Where a line of the records holds the string "NAVs", copy that line.

(App and web page records)
----
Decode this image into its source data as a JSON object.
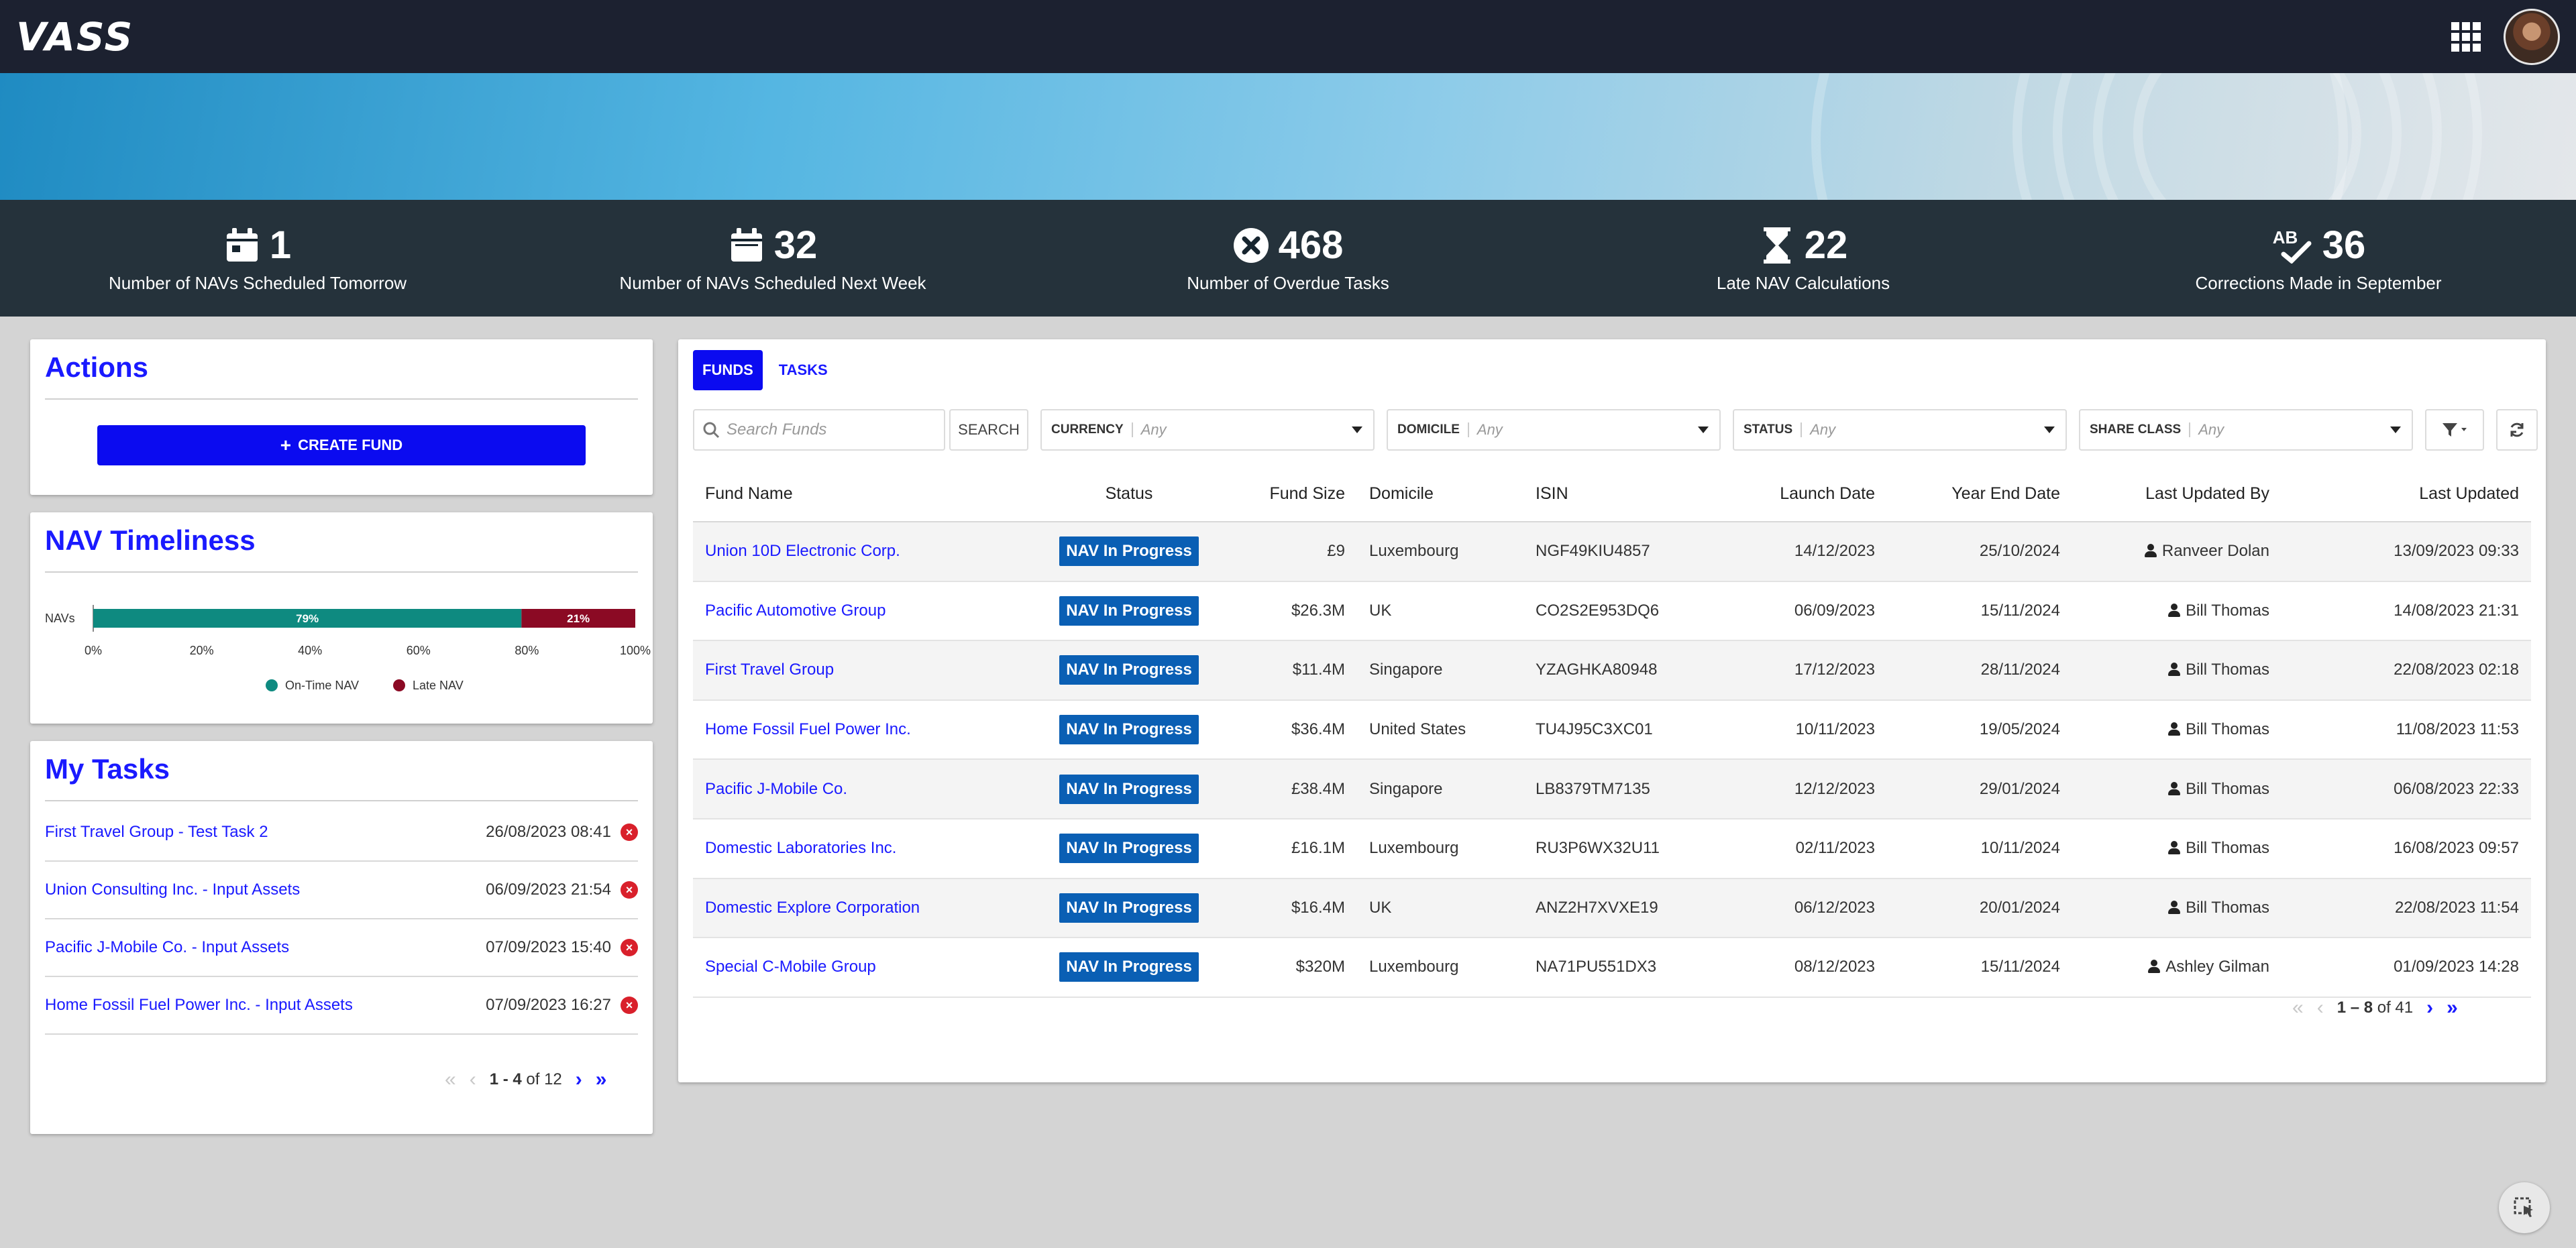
{
  "app": {
    "logo": "VASS"
  },
  "stats": [
    {
      "icon": "calendar-icon",
      "value": "1",
      "label": "Number of NAVs Scheduled Tomorrow"
    },
    {
      "icon": "calendar-icon",
      "value": "32",
      "label": "Number of NAVs Scheduled Next Week"
    },
    {
      "icon": "x-circle-icon",
      "value": "468",
      "label": "Number of Overdue Tasks"
    },
    {
      "icon": "hourglass-icon",
      "value": "22",
      "label": "Late NAV Calculations"
    },
    {
      "icon": "spellcheck-icon",
      "icon_text": "AB",
      "value": "36",
      "label": "Corrections Made in September"
    }
  ],
  "actions": {
    "title": "Actions",
    "create_fund": "CREATE FUND"
  },
  "nav_timeliness": {
    "title": "NAV Timeliness"
  },
  "chart_data": {
    "type": "bar",
    "orientation": "horizontal",
    "stacked": true,
    "categories": [
      "NAVs"
    ],
    "series": [
      {
        "name": "On-Time NAV",
        "values": [
          79
        ],
        "label": "79%",
        "color": "#0e8a80"
      },
      {
        "name": "Late NAV",
        "values": [
          21
        ],
        "label": "21%",
        "color": "#8b0a24"
      }
    ],
    "xticks": [
      "0%",
      "20%",
      "40%",
      "60%",
      "80%",
      "100%"
    ],
    "xlim": [
      0,
      100
    ],
    "legend": "bottom"
  },
  "my_tasks": {
    "title": "My Tasks",
    "items": [
      {
        "name": "First Travel Group - Test Task 2",
        "date": "26/08/2023 08:41"
      },
      {
        "name": "Union Consulting Inc. - Input Assets",
        "date": "06/09/2023 21:54"
      },
      {
        "name": "Pacific J-Mobile Co. - Input Assets",
        "date": "07/09/2023 15:40"
      },
      {
        "name": "Home Fossil Fuel Power Inc. - Input Assets",
        "date": "07/09/2023 16:27"
      }
    ],
    "pager": {
      "range": "1 - 4",
      "of": "of 12"
    }
  },
  "funds": {
    "tabs": [
      "FUNDS",
      "TASKS"
    ],
    "search_placeholder": "Search Funds",
    "search_button": "SEARCH",
    "filters": [
      {
        "label": "CURRENCY",
        "value": "Any"
      },
      {
        "label": "DOMICILE",
        "value": "Any"
      },
      {
        "label": "STATUS",
        "value": "Any"
      },
      {
        "label": "SHARE CLASS",
        "value": "Any"
      }
    ],
    "columns": [
      "Fund Name",
      "Status",
      "Fund Size",
      "Domicile",
      "ISIN",
      "Launch Date",
      "Year End Date",
      "Last Updated By",
      "Last Updated"
    ],
    "rows": [
      [
        "Union 10D Electronic Corp.",
        "NAV In Progress",
        "£9",
        "Luxembourg",
        "NGF49KIU4857",
        "14/12/2023",
        "25/10/2024",
        "Ranveer Dolan",
        "13/09/2023 09:33"
      ],
      [
        "Pacific Automotive Group",
        "NAV In Progress",
        "$26.3M",
        "UK",
        "CO2S2E953DQ6",
        "06/09/2023",
        "15/11/2024",
        "Bill Thomas",
        "14/08/2023 21:31"
      ],
      [
        "First Travel Group",
        "NAV In Progress",
        "$11.4M",
        "Singapore",
        "YZAGHKA80948",
        "17/12/2023",
        "28/11/2024",
        "Bill Thomas",
        "22/08/2023 02:18"
      ],
      [
        "Home Fossil Fuel Power Inc.",
        "NAV In Progress",
        "$36.4M",
        "United States",
        "TU4J95C3XC01",
        "10/11/2023",
        "19/05/2024",
        "Bill Thomas",
        "11/08/2023 11:53"
      ],
      [
        "Pacific J-Mobile Co.",
        "NAV In Progress",
        "£38.4M",
        "Singapore",
        "LB8379TM7135",
        "12/12/2023",
        "29/01/2024",
        "Bill Thomas",
        "06/08/2023 22:33"
      ],
      [
        "Domestic Laboratories Inc.",
        "NAV In Progress",
        "£16.1M",
        "Luxembourg",
        "RU3P6WX32U11",
        "02/11/2023",
        "10/11/2024",
        "Bill Thomas",
        "16/08/2023 09:57"
      ],
      [
        "Domestic Explore Corporation",
        "NAV In Progress",
        "$16.4M",
        "UK",
        "ANZ2H7XVXE19",
        "06/12/2023",
        "20/01/2024",
        "Bill Thomas",
        "22/08/2023 11:54"
      ],
      [
        "Special C-Mobile Group",
        "NAV In Progress",
        "$320M",
        "Luxembourg",
        "NA71PU551DX3",
        "08/12/2023",
        "15/11/2024",
        "Ashley Gilman",
        "01/09/2023 14:28"
      ]
    ],
    "pager": {
      "range": "1 – 8",
      "of": "of 41"
    }
  }
}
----
## Solution
      "label": "Number of NAVs Scheduled Tomorrow"
      "label": "Number of NAVs Scheduled Next Week"
      "NAVs"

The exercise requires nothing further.